▸ Exercise description
Write out the listing below character for character, though without its pictures.

▸ Records shown
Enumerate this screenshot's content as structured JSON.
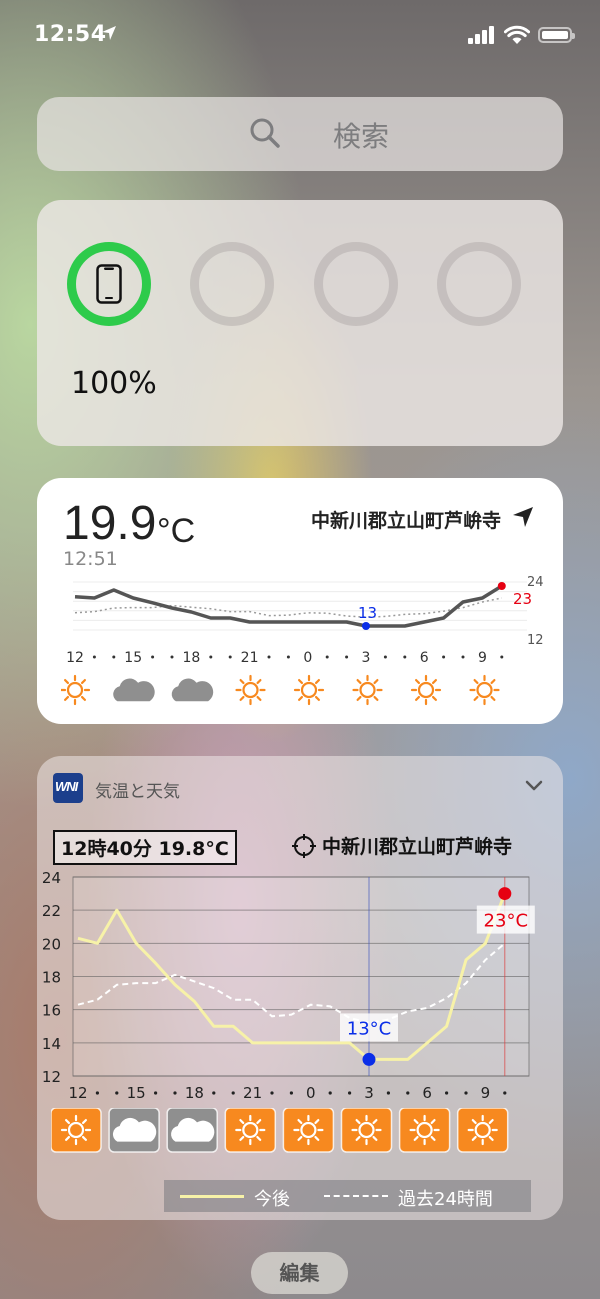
{
  "status_bar": {
    "time": "12:54"
  },
  "search": {
    "placeholder": "検索"
  },
  "battery_widget": {
    "percent_label": "100%",
    "device_level": 1.0
  },
  "weather_widget": {
    "temperature": "19.9",
    "unit": "°C",
    "time": "12:51",
    "location": "中新川郡立山町芦峅寺",
    "axis_max": "24",
    "axis_min": "12",
    "high_label": "23",
    "low_label": "13",
    "hour_labels": [
      "12",
      "15",
      "18",
      "21",
      "0",
      "3",
      "6",
      "9"
    ],
    "forecast_icons": [
      "sun-icon",
      "cloud-icon",
      "cloud-icon",
      "sun-icon",
      "sun-icon",
      "sun-icon",
      "sun-icon",
      "sun-icon"
    ]
  },
  "weather_detail_widget": {
    "app_name": "気温と天気",
    "current_time_temp": "12時40分 19.8°C",
    "location": "中新川郡立山町芦峅寺",
    "high_label": "23°C",
    "low_label": "13°C",
    "legend_future": "今後",
    "legend_past": "過去24時間",
    "forecast_icons": [
      "sun-icon",
      "cloud-icon",
      "cloud-icon",
      "sun-icon",
      "sun-icon",
      "sun-icon",
      "sun-icon",
      "sun-icon"
    ]
  },
  "chart_data": {
    "type": "line",
    "title": "",
    "xlabel": "",
    "ylabel": "",
    "x": [
      12,
      13,
      14,
      15,
      16,
      17,
      18,
      19,
      20,
      21,
      22,
      23,
      0,
      1,
      2,
      3,
      4,
      5,
      6,
      7,
      8,
      9,
      10
    ],
    "x_tick_labels": [
      "12",
      "15",
      "18",
      "21",
      "0",
      "3",
      "6",
      "9"
    ],
    "y_ticks": [
      "12",
      "14",
      "16",
      "18",
      "20",
      "22",
      "24"
    ],
    "ylim": [
      12,
      24
    ],
    "grid": true,
    "series": [
      {
        "name": "今後",
        "values": [
          20.3,
          20.0,
          22.0,
          20.0,
          18.8,
          17.5,
          16.5,
          15.0,
          15.0,
          14.0,
          14.0,
          14.0,
          14.0,
          14.0,
          14.0,
          13.0,
          13.0,
          13.0,
          14.0,
          15.0,
          19.0,
          20.0,
          23.0
        ]
      },
      {
        "name": "過去24時間",
        "values": [
          16.3,
          16.6,
          17.5,
          17.6,
          17.6,
          18.1,
          17.7,
          17.3,
          16.6,
          16.6,
          15.6,
          15.7,
          16.3,
          16.2,
          15.5,
          15.2,
          15.4,
          15.9,
          16.1,
          16.7,
          17.6,
          19.0,
          20.0
        ]
      }
    ],
    "markers": [
      {
        "x": 3,
        "y": 13,
        "label": "13°C",
        "color": "#0a2ee8"
      },
      {
        "x": 10,
        "y": 23,
        "label": "23°C",
        "color": "#e60012"
      }
    ]
  },
  "colors": {
    "ring_active": "#2ecb4b",
    "sun_badge": "#f7891f",
    "cloud_badge": "#8f8f8f",
    "high": "#e60012",
    "low": "#0a2ee8"
  },
  "edit_button": {
    "label": "編集"
  }
}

▸ Response
Enumerate this screenshot's content as structured JSON.
{
  "status_bar": {
    "time": "12:54"
  },
  "search": {
    "placeholder": "検索"
  },
  "battery_widget": {
    "percent_label": "100%",
    "device_level": 1.0
  },
  "weather_widget": {
    "temperature": "19.9",
    "unit": "°C",
    "time": "12:51",
    "location": "中新川郡立山町芦峅寺",
    "axis_max": "24",
    "axis_min": "12",
    "high_label": "23",
    "low_label": "13",
    "hour_labels": [
      "12",
      "15",
      "18",
      "21",
      "0",
      "3",
      "6",
      "9"
    ],
    "forecast_icons": [
      "sun-icon",
      "cloud-icon",
      "cloud-icon",
      "sun-icon",
      "sun-icon",
      "sun-icon",
      "sun-icon",
      "sun-icon"
    ]
  },
  "weather_detail_widget": {
    "app_name": "気温と天気",
    "current_time_temp": "12時40分 19.8°C",
    "location": "中新川郡立山町芦峅寺",
    "high_label": "23°C",
    "low_label": "13°C",
    "legend_future": "今後",
    "legend_past": "過去24時間",
    "forecast_icons": [
      "sun-icon",
      "cloud-icon",
      "cloud-icon",
      "sun-icon",
      "sun-icon",
      "sun-icon",
      "sun-icon",
      "sun-icon"
    ]
  },
  "chart_data": {
    "type": "line",
    "title": "",
    "xlabel": "",
    "ylabel": "",
    "x": [
      12,
      13,
      14,
      15,
      16,
      17,
      18,
      19,
      20,
      21,
      22,
      23,
      0,
      1,
      2,
      3,
      4,
      5,
      6,
      7,
      8,
      9,
      10
    ],
    "x_tick_labels": [
      "12",
      "15",
      "18",
      "21",
      "0",
      "3",
      "6",
      "9"
    ],
    "y_ticks": [
      "12",
      "14",
      "16",
      "18",
      "20",
      "22",
      "24"
    ],
    "ylim": [
      12,
      24
    ],
    "grid": true,
    "series": [
      {
        "name": "今後",
        "values": [
          20.3,
          20.0,
          22.0,
          20.0,
          18.8,
          17.5,
          16.5,
          15.0,
          15.0,
          14.0,
          14.0,
          14.0,
          14.0,
          14.0,
          14.0,
          13.0,
          13.0,
          13.0,
          14.0,
          15.0,
          19.0,
          20.0,
          23.0
        ]
      },
      {
        "name": "過去24時間",
        "values": [
          16.3,
          16.6,
          17.5,
          17.6,
          17.6,
          18.1,
          17.7,
          17.3,
          16.6,
          16.6,
          15.6,
          15.7,
          16.3,
          16.2,
          15.5,
          15.2,
          15.4,
          15.9,
          16.1,
          16.7,
          17.6,
          19.0,
          20.0
        ]
      }
    ],
    "markers": [
      {
        "x": 3,
        "y": 13,
        "label": "13°C",
        "color": "#0a2ee8"
      },
      {
        "x": 10,
        "y": 23,
        "label": "23°C",
        "color": "#e60012"
      }
    ]
  },
  "colors": {
    "ring_active": "#2ecb4b",
    "sun_badge": "#f7891f",
    "cloud_badge": "#8f8f8f",
    "high": "#e60012",
    "low": "#0a2ee8"
  },
  "edit_button": {
    "label": "編集"
  }
}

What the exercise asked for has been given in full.